This is another easily hand-written, phonetically constructed alphabet, like others in my Phonological Cypher series. It is not related to Gaelic weddings, at least not yet.
There are three main locational hints in the consonant shapes. The plosives all have a vertically oriented form, the voiced plosives having their “weight” at the bottom. The nasals (and the other consonants) have a horizontally oriented form. The lateral [l] is derived from [n].
The other consonant shapes have various semi-regular alterations to account for different articulation methods. The affricates have the [t] form planted within. The semivowels are derived in a similar way to [l].
Vowels feature diacritics hovering above a rounded or open carrier. The carriers comprise only one bowl, unlike the non-plosives above. There are five points in the vowel-space, labeled here with the approximate phonemes. Three diphthongs are available in abbreviated form.
This is a transliteration of the beginning of Shakespeare’s sonnet 18, for comparison with versions of SIGIL etc etc.
Shall I compare thee to a summer’s day?
Thou art more lovely and more temperate;
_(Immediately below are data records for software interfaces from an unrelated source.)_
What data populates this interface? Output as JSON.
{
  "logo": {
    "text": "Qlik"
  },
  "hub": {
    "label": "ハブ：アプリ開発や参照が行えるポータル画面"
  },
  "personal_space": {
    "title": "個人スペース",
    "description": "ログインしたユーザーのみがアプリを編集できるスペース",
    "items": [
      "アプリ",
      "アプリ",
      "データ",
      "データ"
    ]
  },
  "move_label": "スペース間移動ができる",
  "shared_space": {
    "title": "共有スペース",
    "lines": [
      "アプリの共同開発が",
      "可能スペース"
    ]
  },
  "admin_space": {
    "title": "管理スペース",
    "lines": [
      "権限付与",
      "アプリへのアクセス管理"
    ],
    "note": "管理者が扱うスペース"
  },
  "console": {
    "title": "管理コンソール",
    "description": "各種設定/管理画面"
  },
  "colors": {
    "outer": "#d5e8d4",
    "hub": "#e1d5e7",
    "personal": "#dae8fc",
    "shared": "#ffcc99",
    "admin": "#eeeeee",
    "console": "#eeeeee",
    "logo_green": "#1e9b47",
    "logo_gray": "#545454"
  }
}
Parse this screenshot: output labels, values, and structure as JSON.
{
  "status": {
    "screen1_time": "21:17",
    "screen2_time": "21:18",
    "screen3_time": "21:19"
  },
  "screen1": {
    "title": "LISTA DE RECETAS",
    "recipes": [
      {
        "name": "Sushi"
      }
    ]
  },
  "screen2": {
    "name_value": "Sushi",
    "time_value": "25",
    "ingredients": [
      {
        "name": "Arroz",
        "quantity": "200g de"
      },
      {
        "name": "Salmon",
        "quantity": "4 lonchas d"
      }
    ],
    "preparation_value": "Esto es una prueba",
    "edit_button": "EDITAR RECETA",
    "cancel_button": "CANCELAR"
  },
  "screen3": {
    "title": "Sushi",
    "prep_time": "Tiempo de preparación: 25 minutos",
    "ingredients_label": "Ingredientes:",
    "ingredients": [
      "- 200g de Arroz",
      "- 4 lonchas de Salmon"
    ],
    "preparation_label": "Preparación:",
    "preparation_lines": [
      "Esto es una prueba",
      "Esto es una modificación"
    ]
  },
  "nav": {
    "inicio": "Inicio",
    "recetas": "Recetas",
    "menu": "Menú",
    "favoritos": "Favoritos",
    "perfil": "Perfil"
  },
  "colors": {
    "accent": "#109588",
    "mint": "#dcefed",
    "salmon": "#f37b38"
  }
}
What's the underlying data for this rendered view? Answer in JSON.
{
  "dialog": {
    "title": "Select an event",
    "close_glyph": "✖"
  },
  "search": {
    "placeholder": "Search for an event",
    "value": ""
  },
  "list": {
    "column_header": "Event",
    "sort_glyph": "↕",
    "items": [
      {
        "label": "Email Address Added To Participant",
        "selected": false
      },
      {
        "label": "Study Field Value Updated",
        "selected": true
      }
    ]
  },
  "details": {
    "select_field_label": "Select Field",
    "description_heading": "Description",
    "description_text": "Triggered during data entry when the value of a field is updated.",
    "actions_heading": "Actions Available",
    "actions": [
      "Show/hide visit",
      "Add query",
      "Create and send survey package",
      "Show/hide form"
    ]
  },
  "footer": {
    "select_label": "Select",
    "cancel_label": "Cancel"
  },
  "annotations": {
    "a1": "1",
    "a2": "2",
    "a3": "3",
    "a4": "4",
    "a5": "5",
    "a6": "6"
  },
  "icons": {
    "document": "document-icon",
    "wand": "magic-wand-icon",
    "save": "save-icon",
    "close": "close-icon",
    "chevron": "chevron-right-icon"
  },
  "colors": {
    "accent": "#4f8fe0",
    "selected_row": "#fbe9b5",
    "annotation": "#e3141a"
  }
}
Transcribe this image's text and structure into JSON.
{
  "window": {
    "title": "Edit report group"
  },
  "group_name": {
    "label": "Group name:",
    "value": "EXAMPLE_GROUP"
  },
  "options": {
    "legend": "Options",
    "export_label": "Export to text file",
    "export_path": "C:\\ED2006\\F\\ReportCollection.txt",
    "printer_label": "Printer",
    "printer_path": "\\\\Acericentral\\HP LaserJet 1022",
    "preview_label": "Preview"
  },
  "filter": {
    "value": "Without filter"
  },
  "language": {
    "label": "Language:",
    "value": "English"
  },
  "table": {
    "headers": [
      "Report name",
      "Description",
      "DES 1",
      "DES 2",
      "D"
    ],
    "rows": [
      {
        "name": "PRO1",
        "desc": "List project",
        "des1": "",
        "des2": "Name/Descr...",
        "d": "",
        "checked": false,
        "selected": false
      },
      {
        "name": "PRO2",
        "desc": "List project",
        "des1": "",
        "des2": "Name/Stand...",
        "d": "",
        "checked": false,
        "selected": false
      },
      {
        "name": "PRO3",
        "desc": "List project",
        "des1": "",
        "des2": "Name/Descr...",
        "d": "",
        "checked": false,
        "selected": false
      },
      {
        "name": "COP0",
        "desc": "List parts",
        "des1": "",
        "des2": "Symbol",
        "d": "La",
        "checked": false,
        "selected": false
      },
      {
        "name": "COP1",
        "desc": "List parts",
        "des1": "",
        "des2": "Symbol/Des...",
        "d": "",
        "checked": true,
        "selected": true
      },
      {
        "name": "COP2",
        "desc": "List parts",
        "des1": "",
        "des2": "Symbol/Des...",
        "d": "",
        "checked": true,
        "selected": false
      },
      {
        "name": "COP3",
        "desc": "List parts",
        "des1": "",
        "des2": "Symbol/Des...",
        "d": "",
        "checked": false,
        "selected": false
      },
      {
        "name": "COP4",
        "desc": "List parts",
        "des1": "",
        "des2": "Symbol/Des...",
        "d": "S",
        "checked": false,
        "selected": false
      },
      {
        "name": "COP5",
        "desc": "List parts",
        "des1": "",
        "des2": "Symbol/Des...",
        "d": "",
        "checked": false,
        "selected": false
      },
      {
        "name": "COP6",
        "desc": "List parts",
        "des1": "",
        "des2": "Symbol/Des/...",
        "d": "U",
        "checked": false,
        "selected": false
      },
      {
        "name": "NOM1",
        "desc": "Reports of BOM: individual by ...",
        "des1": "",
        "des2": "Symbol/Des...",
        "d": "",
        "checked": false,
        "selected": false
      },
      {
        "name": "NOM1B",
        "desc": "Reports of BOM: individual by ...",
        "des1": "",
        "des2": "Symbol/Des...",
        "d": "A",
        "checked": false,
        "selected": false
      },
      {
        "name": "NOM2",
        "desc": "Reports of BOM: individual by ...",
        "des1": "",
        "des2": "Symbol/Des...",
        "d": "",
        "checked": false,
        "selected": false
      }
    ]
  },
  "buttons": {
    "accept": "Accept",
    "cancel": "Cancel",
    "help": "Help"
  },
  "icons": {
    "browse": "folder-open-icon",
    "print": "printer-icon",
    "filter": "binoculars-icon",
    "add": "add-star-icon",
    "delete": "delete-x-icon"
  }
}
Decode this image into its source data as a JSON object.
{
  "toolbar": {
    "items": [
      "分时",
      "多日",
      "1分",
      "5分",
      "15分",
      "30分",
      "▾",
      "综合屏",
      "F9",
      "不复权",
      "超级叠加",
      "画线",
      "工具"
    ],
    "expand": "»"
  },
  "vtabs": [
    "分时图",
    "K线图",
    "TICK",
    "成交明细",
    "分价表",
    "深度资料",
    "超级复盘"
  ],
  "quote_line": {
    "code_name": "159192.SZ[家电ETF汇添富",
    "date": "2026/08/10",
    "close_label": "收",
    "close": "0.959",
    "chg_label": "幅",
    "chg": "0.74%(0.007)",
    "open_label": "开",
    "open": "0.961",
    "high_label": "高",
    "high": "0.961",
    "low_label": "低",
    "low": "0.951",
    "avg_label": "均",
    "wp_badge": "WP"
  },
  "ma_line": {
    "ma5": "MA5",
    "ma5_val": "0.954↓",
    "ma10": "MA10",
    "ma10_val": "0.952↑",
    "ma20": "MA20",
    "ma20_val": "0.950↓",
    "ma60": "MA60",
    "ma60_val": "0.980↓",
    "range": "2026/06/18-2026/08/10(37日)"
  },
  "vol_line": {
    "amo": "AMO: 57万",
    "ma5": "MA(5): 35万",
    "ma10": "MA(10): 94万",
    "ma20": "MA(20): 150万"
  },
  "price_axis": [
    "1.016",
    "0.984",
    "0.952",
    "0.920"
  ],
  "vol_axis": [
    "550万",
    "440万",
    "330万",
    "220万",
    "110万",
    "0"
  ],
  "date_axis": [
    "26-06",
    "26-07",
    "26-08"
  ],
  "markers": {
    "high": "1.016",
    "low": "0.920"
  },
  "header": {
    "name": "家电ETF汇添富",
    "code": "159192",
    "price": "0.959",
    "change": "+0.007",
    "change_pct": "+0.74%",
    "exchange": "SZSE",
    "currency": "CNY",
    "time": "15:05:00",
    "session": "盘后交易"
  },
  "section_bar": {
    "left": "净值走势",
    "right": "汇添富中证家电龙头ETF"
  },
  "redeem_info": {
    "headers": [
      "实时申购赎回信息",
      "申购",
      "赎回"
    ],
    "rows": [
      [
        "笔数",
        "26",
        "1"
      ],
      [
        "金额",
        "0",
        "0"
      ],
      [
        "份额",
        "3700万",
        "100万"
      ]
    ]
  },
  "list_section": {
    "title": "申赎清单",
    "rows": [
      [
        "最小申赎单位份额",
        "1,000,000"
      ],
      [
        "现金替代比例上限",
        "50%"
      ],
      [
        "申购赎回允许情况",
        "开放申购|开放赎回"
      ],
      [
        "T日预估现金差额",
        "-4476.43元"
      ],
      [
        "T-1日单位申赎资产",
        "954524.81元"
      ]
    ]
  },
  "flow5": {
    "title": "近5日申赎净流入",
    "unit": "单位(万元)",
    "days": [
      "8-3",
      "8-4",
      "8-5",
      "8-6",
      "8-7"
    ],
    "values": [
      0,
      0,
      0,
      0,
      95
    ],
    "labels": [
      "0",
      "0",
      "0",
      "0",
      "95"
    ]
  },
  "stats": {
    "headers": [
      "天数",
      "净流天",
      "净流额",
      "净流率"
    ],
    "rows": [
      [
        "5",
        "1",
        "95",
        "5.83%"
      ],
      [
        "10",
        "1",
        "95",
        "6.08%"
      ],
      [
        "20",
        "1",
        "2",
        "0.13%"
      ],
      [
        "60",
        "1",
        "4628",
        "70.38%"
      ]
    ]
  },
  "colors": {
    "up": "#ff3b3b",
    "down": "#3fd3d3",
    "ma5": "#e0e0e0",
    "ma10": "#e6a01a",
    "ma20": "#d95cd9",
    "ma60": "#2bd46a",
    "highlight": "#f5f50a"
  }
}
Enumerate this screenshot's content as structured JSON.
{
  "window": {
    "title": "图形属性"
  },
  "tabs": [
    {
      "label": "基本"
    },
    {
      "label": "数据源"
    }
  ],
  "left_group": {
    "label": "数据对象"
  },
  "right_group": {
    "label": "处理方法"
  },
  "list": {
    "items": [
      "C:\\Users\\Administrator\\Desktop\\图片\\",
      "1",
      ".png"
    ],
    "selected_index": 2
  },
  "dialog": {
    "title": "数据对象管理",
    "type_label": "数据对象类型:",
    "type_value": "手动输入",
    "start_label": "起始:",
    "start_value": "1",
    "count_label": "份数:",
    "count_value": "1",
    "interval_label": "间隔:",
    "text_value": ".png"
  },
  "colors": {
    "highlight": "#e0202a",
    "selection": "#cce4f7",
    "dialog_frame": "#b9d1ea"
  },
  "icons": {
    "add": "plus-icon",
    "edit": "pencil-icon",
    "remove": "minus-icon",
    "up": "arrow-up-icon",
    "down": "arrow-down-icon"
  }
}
Rough winds do shake the darling buds of May,
And summer’s lease hath all too short a date.